“If we don’t get something soon then we won’t have money. It’s sad,” said Patricia Wrice, executive director of the non-profit Operation Fuel.
Operation Fuel is operating on a much smaller budget this year — $1.75 million versus the $6 million it used last year to help 13,000 households with their energy costs. For the current fiscal year ending June 30, the non-profit received $750,000 from the state and depleted their $1 million in money privately raised.
Wrice said low-income families and the elderly could soon begin seeing their utilities shut off if the legislature does not restore funding in a deficit mitigation package.

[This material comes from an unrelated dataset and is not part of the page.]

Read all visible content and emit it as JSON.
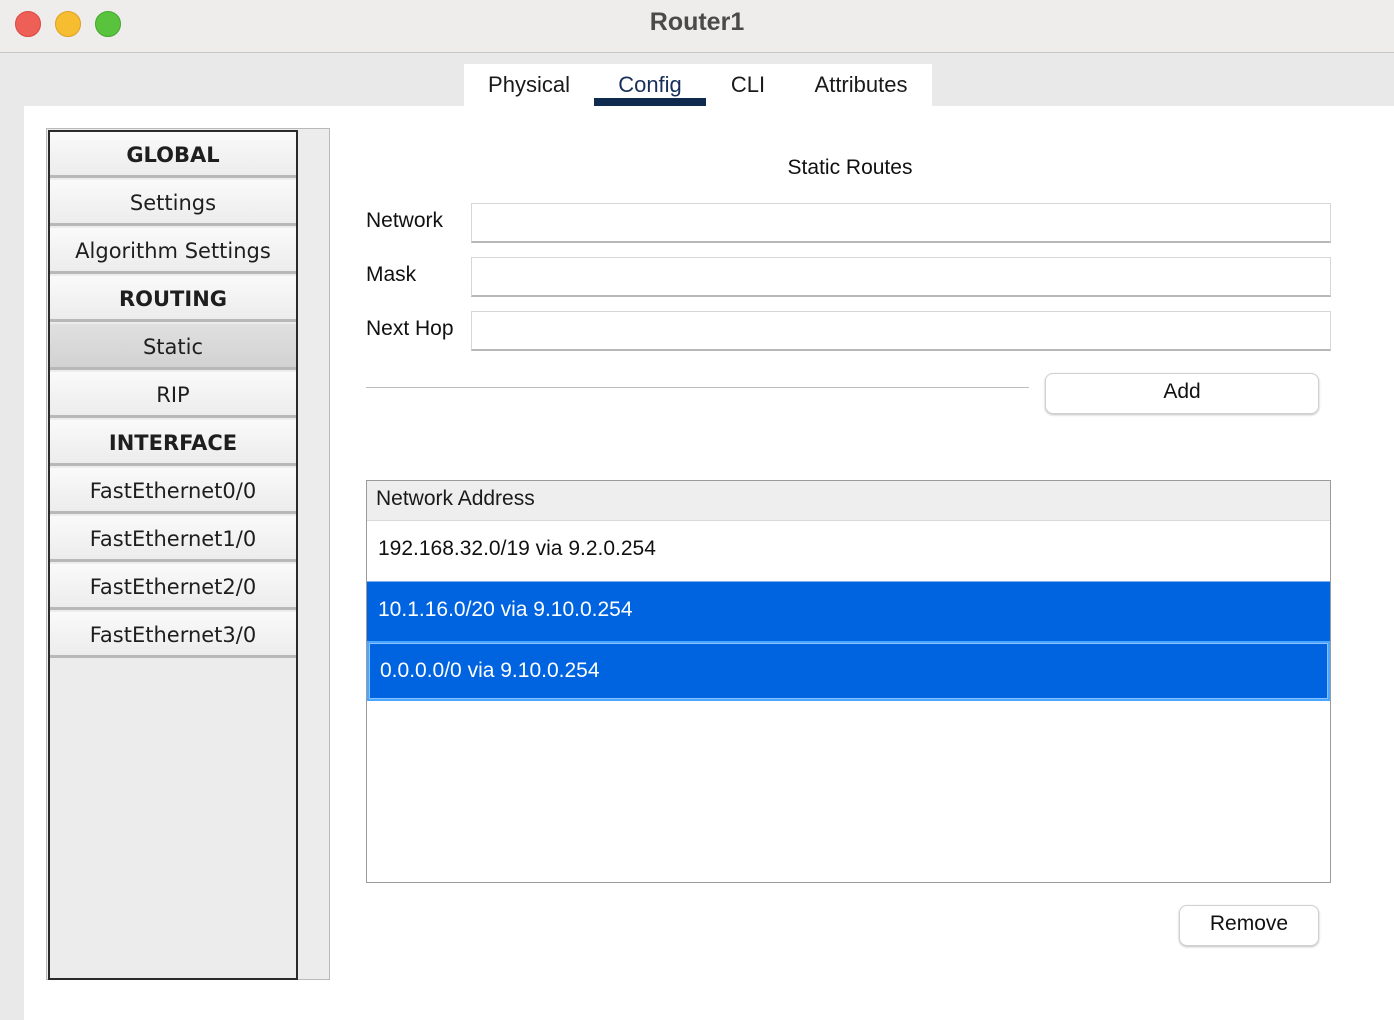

“If they can’t restore the $2 million then we are asking, ‘please just restore half of that,’” she said.
Jacqueline was CT Mirror’s Education and Housing Reporter, and an original member of the CT Mirror staff, joining shortly before our January 2010 launch. Her awards include the best-of-show Theodore A. Driscoll Investigative Award from the Connecticut Society of Professional Journalists in 2019 for reporting on inadequate inmate health care, first-place for investigative reporting from the New England Newspaper and Press Association in 2020 for reporting on housing segregation, and two first-place awards from the National Education Writers Association in 2012. She was selected for a prestigious, year-long Propublica Local Reporting Network grant in 2019, exploring a range of affordable and low-income housing issues. Before joining CT Mirror, Jacqueline was a reporter, online editor and website developer for The Washington Post Co.’s Maryland newspaper chains. Jacqueline received an undergraduate degree in journalism from Bowling Green State University and a master’s in public policy from Trinity College.